In response, Lord Dunmore, the royal governor of Virginia, dissolved the House of Burgesses.

Raleigh Tavern

The burgesses reconvened at the Raleigh Tavern on May 27 and called for Virginia's counties to elect delegates to a special convention to meet in August.

Virginia Conventions

special conventionFirst Virginia Conventionprovisional assembly
The burgesses reconvened at the Raleigh Tavern on May 27 and called for Virginia's counties to elect delegates to a special convention to meet in August.

Alexandria, Virginia

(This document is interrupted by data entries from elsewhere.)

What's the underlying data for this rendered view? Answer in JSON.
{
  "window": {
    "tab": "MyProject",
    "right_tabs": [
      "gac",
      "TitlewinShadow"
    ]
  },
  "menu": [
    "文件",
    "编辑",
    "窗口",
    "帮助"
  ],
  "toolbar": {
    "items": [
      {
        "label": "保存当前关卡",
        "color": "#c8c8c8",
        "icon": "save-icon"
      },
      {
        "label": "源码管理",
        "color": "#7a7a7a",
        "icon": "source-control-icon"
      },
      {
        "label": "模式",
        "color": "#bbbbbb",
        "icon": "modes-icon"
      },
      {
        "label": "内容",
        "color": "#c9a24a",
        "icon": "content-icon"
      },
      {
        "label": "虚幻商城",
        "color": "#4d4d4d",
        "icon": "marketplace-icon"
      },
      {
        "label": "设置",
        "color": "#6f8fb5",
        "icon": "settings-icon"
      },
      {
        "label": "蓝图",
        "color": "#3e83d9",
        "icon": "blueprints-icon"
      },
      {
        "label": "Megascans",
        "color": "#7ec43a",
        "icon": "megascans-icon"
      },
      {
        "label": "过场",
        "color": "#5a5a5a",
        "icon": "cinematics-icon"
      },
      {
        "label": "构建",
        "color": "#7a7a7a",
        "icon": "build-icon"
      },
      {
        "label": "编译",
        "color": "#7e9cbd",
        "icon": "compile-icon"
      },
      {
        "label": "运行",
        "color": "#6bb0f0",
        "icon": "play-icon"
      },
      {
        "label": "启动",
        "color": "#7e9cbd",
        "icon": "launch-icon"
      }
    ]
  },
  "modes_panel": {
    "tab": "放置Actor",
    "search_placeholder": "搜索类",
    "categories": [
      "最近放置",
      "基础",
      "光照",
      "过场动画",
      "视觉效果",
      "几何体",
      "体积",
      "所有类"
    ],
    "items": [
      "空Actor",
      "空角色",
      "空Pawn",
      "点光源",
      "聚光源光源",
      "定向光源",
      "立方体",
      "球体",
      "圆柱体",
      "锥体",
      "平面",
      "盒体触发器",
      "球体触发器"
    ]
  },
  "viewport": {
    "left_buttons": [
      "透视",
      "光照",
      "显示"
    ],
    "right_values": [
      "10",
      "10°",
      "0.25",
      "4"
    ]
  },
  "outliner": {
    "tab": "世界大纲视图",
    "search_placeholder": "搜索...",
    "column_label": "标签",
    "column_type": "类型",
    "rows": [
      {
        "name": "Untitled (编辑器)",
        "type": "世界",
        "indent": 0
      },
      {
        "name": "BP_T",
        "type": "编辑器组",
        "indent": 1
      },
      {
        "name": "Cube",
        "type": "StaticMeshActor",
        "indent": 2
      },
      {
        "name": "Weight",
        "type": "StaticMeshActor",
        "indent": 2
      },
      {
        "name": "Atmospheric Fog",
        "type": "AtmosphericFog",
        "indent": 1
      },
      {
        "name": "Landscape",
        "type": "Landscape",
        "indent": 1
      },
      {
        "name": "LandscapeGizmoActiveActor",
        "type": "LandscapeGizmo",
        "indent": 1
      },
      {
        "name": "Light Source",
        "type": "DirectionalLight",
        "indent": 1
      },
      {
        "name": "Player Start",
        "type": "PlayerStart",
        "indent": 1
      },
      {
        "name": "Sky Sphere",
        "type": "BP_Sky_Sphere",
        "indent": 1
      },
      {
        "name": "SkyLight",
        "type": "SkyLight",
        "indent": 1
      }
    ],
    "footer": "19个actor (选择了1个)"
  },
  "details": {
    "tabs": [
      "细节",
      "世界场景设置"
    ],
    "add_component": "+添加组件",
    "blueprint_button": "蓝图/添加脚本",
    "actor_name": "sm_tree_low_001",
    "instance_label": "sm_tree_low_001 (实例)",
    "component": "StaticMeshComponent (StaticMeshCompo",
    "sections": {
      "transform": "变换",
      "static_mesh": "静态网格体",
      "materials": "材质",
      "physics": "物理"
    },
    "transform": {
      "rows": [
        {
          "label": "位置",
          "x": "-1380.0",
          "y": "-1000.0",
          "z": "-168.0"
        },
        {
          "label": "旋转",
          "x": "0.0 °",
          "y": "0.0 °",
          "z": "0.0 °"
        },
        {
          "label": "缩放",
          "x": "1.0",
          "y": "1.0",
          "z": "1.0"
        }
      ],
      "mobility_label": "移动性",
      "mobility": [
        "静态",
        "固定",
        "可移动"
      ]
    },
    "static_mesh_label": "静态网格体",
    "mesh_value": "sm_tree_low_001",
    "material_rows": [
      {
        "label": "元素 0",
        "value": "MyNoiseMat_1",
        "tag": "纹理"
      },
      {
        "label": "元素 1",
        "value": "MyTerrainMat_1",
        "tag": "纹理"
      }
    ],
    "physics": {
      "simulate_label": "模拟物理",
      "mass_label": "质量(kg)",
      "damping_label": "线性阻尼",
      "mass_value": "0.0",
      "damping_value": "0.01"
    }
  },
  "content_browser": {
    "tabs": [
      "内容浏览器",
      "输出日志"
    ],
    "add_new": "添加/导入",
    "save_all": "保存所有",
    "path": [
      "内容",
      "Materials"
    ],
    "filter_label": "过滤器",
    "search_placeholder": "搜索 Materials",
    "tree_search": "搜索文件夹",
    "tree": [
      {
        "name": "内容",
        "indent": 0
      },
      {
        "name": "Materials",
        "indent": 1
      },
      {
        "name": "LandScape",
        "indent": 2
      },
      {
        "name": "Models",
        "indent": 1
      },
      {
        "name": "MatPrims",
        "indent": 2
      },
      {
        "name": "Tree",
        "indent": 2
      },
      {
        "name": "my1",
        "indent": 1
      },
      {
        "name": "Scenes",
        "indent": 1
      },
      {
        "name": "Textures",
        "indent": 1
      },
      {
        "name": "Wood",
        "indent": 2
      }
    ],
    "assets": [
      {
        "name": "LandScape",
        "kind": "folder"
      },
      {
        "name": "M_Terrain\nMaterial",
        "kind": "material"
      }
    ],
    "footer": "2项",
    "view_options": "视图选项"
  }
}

AlexandriaAlexandria, VAAlexandria City
On July 5, 1774, Washington and others from Fairfax County met in Alexandria, Virginia, to appoint a committee to draft a statement that would, as Washington described it, "define our Constitutional Rights."

Mount Vernon

Mt. VernonMount Vernon PlantationMount Vernon Estate
Mason and Washington met at Washington's Mount Vernon home on July 17, and perhaps revised the resolutions.

Freehold (law)

freeholdfreeholdersfreeholder
The following day in Alexandria, the Fairfax Resolves were endorsed in a meeting of freeholders chaired by Washington.

Patrick Henry

American patriotPatrick Henry, Junrthat revolutionary patriot
Finally, political rivalries in Virginia were muted to some degree, allowing such figures as Washington and Mason to work productively with the more radical Patrick Henry, Richard Henry Lee and others.

Richard Henry Lee

Richard LeeFrancis Lightfoot Lee IILee
Finally, political rivalries in Virginia were muted to some degree, allowing such figures as Washington and Mason to work productively with the more radical Patrick Henry, Richard Henry Lee and others.

Virginia Association

Non-Importation Agreement
The non-importation protest called for in the Resolves influenced, with some modifications, the Virginia Association, which in turn provided the pattern for the Continental Association.

Continental Association

Articles of Associationassociationboycott of British goods
The non-importation protest called for in the Resolves influenced, with some modifications, the Virginia Association, which in turn provided the pattern for the Continental Association.